“We are excited about the possibility of renovation. Demolition has always been a possibility,” she said Tuesday morning ahead of the board meeting.
An earlier proposal discussed this spring involved space for an art gallery and exhibit, but when that component fell through, plans were reworked and Robinson stepped forward to fund part of the renovation, the executive director said. of the MCC Foundation, Kim Patterson.
Patterson said dozens of community residents have shared memories of events held in the home over the decades, particularly wedding receptions and parties held in a courtyard that was originally a swimming pool. Part of the intent of the renovation is to carry those memories into the future.
“This is our opportunity to maximize this gem and our goal is to restore it to its former glory,” Patterson said. “There were so many emotional ties to this place.”
While the renovated house will serve as the headquarters of the MCC Foundation, currently located in a small house across the college campus, its space, particularly its large courtyard, will be made available to local non-profit organizations. for-profit and other community groups, says Patterson. A catering kitchen area and toilets will be adjacent to the courtyard.

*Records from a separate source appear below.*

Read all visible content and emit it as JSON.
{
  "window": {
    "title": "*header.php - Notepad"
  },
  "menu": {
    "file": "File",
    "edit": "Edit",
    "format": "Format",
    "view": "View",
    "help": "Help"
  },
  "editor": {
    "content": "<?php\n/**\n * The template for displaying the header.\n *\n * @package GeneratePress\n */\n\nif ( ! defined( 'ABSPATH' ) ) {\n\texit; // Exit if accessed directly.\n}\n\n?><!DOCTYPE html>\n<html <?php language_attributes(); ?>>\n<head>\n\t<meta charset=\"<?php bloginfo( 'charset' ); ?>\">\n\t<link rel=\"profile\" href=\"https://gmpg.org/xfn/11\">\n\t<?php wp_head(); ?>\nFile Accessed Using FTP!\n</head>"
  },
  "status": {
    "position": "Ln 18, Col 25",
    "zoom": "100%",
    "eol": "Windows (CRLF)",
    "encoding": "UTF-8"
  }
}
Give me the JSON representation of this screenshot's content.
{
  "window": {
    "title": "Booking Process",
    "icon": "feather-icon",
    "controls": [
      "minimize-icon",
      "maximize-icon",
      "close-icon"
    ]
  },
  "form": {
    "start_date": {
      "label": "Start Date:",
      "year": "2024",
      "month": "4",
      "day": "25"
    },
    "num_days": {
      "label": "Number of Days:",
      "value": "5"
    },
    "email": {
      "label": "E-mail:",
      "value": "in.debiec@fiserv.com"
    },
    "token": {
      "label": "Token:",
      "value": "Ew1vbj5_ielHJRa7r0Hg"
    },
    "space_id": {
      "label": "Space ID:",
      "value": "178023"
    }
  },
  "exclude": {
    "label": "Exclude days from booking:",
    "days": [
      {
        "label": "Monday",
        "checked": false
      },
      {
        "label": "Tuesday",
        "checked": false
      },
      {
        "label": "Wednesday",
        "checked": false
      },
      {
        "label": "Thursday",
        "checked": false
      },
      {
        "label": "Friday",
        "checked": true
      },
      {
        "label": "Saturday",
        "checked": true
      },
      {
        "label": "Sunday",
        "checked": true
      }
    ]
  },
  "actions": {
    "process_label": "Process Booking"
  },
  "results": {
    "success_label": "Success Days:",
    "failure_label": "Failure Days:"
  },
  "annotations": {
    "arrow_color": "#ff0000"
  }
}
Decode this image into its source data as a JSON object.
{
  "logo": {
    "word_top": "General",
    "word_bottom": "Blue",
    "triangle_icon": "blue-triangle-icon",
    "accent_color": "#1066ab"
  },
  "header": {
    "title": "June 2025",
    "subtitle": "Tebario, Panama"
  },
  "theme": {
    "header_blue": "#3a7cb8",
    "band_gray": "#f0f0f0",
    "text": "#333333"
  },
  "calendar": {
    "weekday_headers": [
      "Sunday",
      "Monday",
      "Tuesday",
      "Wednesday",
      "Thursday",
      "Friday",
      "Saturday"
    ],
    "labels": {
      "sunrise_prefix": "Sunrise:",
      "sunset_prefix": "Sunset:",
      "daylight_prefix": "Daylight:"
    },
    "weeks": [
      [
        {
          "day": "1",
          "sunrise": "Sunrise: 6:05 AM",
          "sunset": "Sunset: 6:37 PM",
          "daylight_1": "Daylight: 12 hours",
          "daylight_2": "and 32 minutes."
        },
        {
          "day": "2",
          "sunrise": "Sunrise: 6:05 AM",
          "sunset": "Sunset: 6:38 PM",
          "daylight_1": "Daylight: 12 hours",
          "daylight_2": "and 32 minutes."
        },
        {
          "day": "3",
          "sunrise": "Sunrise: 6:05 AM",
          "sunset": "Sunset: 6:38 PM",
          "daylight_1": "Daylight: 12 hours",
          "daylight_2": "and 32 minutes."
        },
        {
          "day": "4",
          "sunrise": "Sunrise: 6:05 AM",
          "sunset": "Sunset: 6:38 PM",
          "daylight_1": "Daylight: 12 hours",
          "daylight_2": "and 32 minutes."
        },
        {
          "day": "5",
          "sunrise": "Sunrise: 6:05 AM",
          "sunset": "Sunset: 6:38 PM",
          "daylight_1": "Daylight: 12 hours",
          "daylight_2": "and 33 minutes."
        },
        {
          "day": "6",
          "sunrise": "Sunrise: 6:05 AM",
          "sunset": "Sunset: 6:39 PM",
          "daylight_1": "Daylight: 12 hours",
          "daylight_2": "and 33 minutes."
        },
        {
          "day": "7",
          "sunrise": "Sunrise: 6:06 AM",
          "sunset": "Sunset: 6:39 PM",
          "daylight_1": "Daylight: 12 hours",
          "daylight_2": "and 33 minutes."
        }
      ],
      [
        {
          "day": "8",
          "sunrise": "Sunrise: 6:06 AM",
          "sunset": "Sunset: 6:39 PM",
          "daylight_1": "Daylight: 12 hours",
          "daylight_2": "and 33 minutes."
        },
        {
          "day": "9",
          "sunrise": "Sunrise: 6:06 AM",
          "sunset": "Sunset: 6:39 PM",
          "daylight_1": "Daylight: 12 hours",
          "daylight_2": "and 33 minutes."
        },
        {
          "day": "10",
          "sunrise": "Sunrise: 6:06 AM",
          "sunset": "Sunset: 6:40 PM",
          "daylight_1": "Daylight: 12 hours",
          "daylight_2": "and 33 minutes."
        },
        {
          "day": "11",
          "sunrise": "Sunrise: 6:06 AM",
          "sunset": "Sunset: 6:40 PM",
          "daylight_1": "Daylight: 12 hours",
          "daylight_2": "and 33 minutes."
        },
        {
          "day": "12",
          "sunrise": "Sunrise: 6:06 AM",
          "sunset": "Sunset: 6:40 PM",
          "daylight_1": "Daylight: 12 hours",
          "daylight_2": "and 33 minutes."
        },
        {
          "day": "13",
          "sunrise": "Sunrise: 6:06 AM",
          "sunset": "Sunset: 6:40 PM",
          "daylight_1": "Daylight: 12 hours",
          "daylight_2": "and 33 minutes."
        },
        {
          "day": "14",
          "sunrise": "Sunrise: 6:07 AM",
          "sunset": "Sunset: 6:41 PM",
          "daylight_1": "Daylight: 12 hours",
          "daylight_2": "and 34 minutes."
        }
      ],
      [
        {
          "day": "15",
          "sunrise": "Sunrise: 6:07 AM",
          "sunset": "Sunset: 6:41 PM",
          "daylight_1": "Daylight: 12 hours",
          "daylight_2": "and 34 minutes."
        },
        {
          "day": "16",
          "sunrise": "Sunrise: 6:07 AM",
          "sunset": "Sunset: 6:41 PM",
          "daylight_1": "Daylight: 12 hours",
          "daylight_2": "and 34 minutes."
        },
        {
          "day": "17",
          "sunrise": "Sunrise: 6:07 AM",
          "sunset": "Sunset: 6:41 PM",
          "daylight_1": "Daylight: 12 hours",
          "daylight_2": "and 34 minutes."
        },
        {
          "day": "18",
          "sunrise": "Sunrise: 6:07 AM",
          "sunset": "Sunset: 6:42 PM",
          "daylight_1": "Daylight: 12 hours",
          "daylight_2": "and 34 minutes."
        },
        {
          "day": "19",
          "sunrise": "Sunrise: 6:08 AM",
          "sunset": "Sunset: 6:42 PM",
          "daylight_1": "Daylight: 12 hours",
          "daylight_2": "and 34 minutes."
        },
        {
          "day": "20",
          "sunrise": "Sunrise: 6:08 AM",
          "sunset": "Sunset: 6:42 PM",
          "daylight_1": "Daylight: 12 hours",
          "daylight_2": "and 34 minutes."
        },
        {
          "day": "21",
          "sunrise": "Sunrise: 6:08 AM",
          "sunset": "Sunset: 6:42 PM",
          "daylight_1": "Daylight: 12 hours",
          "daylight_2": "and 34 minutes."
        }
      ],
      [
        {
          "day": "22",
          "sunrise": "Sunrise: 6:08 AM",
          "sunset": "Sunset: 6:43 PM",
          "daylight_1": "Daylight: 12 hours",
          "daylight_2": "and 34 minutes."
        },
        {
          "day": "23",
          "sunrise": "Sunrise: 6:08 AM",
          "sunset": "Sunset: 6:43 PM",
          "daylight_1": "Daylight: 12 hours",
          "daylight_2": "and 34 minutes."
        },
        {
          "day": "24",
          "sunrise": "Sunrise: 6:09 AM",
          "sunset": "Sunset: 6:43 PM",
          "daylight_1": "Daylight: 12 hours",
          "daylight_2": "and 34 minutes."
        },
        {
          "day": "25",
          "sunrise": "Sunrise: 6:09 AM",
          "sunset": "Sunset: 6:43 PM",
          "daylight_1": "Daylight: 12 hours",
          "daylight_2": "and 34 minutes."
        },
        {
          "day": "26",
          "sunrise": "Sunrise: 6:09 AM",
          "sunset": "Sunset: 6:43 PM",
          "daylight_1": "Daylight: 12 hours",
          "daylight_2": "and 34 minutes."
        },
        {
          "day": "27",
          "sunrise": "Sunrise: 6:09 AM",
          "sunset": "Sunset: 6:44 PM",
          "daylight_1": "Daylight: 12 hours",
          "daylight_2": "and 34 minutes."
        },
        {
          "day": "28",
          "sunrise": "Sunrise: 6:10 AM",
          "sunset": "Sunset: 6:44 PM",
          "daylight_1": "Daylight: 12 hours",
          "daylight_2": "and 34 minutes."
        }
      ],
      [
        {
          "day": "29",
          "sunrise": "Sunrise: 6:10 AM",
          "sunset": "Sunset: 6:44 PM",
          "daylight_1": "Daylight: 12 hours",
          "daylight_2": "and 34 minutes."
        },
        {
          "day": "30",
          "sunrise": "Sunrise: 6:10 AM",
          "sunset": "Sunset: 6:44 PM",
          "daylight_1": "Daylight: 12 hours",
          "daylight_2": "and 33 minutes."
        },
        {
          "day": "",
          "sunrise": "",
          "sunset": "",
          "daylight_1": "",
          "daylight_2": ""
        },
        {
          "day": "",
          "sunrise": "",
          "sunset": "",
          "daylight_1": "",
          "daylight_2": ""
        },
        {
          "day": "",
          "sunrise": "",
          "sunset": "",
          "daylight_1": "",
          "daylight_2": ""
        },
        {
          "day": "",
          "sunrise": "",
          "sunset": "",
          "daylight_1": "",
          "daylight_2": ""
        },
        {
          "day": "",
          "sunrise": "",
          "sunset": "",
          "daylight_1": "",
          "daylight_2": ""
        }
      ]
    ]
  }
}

The second floor of the renovated home will also host exhibits and interactive displays telling stories about the natural and cultural history of the area, encompassing the greater community of Waco, the Cameron family and the MCC.
“There’s no other place the Waco story is told. It’s definitely in the wheelhouse at MCC,” Patterson said. “We want these spaces to be open to the community. We make sure to tell everyone’s story… (but) we don’t call it a museum of Waco history.”
Patterson said author Mark Firmin’s centennial story about Cameron Park, whose land was donated to the city of Waco by the Cameron family, gave a sense of the context in which Waco’s story could be set. referenced in the renovated house.
William Waldo Cameron, son of logging magnate William Cameron, built the Mediterranean-style home, complete with swimming pool and skeet shooting outbuildings in 1921, supposedly as a wedding present for his second wife, Helen Miller.
Robinson and his wife, Betsy, will actually host a home renovation fundraiser on June 21, the anniversary of the Camerons’ wedding.
The Camerons would later move to San Antonio after WW Cameron’s death, and the JD George family bought the property in the 1950s and lived there through the 1960s. The Junior League of Waco acquired the house in the 1970s and renovated it to house the new Waco Art Center, now called Art Center Waco. Forced out of the house in 2017, Art Center Waco has since moved to downtown Waco, where it spent $3 million to renovate an old daycare center as its new home.
Although the Cameron House is over a century old and connected to a great family in Waco history, it does not have a state historic marker and is not listed on the National Register of Historic Places.
The problems that forced the building to close are not beyond repair, said Stephen Benson, MCC vice president for finance and administration.
“It’s a pretty serious structural problem, but it’s fixable,” Benson said.
He estimates that repairs and renovations will likely take 14 to 16 months.